WHAT IS REQUIRED: In the records below, find the lines that include "Offers" and copy each.

╭──

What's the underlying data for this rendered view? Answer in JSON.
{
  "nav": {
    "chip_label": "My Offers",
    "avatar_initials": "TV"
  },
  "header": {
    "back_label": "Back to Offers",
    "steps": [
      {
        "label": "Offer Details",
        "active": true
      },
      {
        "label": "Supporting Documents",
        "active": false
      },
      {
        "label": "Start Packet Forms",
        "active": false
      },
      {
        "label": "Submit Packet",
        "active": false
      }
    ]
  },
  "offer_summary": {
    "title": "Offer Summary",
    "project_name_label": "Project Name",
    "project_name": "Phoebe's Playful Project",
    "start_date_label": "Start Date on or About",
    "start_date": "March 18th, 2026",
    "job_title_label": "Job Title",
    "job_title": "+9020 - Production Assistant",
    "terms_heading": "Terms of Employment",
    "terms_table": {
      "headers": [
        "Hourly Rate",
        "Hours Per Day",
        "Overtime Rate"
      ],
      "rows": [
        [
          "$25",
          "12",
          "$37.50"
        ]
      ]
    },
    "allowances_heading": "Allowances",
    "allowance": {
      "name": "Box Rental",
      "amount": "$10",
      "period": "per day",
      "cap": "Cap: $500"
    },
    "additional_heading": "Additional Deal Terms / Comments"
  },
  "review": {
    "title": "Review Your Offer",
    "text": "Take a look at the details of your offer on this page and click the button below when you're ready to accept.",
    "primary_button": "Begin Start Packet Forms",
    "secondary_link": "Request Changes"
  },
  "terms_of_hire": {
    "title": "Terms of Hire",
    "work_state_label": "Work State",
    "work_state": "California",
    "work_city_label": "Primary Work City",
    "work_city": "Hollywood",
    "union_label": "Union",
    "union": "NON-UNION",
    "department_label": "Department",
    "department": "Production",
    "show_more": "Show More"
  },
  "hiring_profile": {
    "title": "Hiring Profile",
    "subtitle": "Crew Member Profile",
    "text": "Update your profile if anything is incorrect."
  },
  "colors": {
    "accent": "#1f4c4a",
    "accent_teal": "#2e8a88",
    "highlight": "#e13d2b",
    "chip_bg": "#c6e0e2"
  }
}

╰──

WRITTEN REPLY:
    "chip_label": "My Offers",
    "back_label": "Back to Offers",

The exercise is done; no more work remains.